Students from marginalized communities often enter classrooms where their cultural heritage is not reflected within the classroom. As a result of being in an environment where one’s culture and experiences are overlooked, students can become disengaged in the classroom. This project investigates the ways in which Ethnic Studies courses hold social promise to inspire better academic performance for high school students. Therefore, the goal of this study is to document, describe, analyze, and advocate for the implementation of ethnic studies scholarship into the California high school curricula. My literature review will ask and answer the following research question: To what extent can teaching ethnic studies motivate high school students in their educational journey to achieve their full potential as active learners? I contend that incorporating ethnic studies into the high school curricula can create an inclusive, diverse, and empowering learning environment for students from marginalized communities. Through reviewing ethnic studies literature from primary and secondary sources, I illustrate the historical development of ethnic studies scholarship as well as the ongoing use of ethnic studies in struggles for social justice that take place on and off campus.
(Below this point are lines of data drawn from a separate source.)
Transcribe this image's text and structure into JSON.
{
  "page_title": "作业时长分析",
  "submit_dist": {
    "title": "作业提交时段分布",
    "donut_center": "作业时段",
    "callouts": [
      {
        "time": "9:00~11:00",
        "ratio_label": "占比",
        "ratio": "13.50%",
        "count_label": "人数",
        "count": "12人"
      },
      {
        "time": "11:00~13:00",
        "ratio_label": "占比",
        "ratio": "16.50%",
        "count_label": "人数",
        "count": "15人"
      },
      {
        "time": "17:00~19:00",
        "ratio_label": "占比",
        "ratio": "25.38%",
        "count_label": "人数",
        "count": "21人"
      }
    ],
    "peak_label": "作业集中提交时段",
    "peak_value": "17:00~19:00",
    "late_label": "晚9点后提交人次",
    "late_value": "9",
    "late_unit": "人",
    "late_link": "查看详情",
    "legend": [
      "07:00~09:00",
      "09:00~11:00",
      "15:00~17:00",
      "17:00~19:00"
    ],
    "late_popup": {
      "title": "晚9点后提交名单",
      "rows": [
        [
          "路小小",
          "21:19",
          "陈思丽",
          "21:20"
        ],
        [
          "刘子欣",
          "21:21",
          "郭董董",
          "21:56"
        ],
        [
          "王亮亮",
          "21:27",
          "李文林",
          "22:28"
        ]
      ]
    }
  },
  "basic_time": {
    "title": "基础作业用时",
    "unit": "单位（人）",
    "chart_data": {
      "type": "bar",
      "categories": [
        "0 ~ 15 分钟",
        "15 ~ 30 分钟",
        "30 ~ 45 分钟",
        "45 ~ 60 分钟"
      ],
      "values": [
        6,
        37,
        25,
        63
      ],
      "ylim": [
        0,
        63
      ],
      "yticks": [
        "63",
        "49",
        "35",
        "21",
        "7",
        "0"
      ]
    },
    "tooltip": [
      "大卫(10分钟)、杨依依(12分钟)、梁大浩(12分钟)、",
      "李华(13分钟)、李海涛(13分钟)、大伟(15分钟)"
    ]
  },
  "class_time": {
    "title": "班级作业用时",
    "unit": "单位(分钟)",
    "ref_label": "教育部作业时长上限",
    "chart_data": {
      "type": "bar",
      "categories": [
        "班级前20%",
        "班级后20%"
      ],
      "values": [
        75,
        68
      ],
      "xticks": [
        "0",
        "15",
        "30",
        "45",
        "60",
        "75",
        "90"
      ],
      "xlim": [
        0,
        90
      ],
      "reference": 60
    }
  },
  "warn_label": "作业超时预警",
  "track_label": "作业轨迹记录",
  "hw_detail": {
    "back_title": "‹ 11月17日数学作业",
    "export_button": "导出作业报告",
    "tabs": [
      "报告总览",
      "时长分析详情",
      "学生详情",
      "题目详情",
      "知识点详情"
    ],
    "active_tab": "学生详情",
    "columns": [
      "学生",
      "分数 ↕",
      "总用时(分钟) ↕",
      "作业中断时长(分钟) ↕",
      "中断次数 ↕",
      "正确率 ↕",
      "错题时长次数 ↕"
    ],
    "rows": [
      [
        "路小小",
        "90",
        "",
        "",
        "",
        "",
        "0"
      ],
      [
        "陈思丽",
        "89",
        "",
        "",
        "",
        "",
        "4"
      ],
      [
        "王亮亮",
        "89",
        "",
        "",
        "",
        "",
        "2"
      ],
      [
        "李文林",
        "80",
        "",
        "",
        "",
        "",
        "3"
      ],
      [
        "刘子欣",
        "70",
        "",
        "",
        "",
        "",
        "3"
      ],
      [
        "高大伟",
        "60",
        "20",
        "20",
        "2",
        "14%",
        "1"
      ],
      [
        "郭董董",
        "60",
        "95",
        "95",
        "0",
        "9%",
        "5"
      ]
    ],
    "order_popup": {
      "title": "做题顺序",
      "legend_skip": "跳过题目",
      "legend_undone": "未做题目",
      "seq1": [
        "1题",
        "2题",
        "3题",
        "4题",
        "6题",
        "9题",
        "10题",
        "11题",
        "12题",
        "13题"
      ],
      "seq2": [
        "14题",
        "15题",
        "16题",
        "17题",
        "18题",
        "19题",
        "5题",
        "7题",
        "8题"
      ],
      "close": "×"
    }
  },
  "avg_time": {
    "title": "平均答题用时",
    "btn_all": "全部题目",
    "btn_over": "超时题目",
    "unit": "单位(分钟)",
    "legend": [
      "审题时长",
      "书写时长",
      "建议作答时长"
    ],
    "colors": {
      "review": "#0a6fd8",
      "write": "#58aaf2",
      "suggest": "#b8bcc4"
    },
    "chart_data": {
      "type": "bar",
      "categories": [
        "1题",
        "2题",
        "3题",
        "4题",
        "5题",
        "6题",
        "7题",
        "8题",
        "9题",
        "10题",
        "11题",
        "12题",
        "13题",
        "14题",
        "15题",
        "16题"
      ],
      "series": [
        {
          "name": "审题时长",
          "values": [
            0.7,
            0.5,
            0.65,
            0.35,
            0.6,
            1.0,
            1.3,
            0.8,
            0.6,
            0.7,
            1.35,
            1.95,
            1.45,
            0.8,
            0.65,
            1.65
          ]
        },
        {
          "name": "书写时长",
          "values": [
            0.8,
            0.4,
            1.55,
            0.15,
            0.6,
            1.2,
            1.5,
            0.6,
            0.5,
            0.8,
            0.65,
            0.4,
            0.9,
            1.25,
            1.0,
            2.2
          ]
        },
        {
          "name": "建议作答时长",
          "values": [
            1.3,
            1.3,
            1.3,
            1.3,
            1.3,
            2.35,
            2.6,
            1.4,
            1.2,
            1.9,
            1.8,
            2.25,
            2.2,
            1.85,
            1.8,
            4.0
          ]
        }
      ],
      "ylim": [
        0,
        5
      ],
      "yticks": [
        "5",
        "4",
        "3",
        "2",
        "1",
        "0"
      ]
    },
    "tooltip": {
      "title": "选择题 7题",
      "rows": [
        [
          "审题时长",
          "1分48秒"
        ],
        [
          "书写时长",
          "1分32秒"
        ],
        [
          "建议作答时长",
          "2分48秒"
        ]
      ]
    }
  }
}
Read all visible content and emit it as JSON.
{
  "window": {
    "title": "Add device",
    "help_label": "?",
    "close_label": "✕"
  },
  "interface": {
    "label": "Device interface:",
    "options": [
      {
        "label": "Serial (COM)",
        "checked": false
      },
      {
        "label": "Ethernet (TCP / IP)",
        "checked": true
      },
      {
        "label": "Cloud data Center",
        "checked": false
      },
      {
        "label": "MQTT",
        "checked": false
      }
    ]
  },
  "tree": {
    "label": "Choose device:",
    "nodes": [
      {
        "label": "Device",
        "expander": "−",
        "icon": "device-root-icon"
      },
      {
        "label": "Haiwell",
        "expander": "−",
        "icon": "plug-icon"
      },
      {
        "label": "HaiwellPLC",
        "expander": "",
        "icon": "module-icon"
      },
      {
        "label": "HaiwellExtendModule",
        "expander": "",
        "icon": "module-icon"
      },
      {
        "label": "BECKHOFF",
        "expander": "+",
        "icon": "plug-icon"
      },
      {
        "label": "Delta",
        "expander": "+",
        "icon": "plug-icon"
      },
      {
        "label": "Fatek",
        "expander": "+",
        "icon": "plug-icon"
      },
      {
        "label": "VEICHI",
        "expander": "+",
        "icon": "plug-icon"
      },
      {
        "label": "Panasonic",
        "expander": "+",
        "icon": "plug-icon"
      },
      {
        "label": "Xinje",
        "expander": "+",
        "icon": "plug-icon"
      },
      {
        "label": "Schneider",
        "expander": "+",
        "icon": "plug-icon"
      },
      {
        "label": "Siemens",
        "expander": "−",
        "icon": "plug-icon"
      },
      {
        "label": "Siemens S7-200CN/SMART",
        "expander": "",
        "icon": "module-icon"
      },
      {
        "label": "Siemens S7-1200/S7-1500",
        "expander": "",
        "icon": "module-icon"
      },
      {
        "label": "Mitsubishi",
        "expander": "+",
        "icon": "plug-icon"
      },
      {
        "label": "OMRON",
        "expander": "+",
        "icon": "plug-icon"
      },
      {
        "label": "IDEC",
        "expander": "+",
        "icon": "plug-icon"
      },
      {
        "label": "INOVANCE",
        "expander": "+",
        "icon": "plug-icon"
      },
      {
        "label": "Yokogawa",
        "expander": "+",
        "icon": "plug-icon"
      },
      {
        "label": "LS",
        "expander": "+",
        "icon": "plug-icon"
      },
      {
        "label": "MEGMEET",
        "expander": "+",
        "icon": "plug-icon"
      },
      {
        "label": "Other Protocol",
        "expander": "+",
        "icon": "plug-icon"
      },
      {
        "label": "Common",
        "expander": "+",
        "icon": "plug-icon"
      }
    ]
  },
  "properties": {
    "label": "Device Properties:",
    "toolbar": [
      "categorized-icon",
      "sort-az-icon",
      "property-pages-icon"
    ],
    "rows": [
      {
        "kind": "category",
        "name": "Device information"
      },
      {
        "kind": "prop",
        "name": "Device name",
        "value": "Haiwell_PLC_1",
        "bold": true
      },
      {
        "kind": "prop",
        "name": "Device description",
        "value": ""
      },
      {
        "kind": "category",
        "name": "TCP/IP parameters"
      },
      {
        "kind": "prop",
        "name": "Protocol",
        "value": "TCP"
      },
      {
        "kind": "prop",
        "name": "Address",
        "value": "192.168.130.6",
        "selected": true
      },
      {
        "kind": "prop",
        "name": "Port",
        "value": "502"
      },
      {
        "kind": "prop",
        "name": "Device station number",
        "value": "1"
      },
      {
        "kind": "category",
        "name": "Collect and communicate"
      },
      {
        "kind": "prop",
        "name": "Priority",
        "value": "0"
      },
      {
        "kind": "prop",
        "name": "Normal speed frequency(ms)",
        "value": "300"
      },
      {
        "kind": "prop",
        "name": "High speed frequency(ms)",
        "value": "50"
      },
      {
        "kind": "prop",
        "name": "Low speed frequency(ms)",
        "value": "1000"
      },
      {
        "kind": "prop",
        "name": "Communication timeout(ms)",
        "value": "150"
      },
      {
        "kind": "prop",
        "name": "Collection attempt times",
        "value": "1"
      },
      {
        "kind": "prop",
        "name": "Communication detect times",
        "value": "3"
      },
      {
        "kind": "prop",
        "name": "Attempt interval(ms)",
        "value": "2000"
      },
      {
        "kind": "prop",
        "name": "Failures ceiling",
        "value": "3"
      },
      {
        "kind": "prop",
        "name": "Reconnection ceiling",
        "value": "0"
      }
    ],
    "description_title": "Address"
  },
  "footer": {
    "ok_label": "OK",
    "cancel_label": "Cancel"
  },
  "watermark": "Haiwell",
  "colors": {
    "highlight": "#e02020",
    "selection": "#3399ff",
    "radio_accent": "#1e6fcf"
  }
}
Additionally, I include insight from conversations with high school teachers who create ethnic studies classrooms and/or people who are familiar with a curriculum that centers college and career readiness. My project finds that ethnic studies can encourage academic success in students, especially those from marginalized communities. A statewide Ethnic Studies high school graduation requirement can ultimately communicate to Californian students that their culture has value while preparing them to thrive in an increasingly diverse global society.
"Ethnic Studies as a Vehicle of Empowerment: Students of Color and Their Educational Journey,"
McNair Research Journal SJSU: Vol. 17
, Article 5.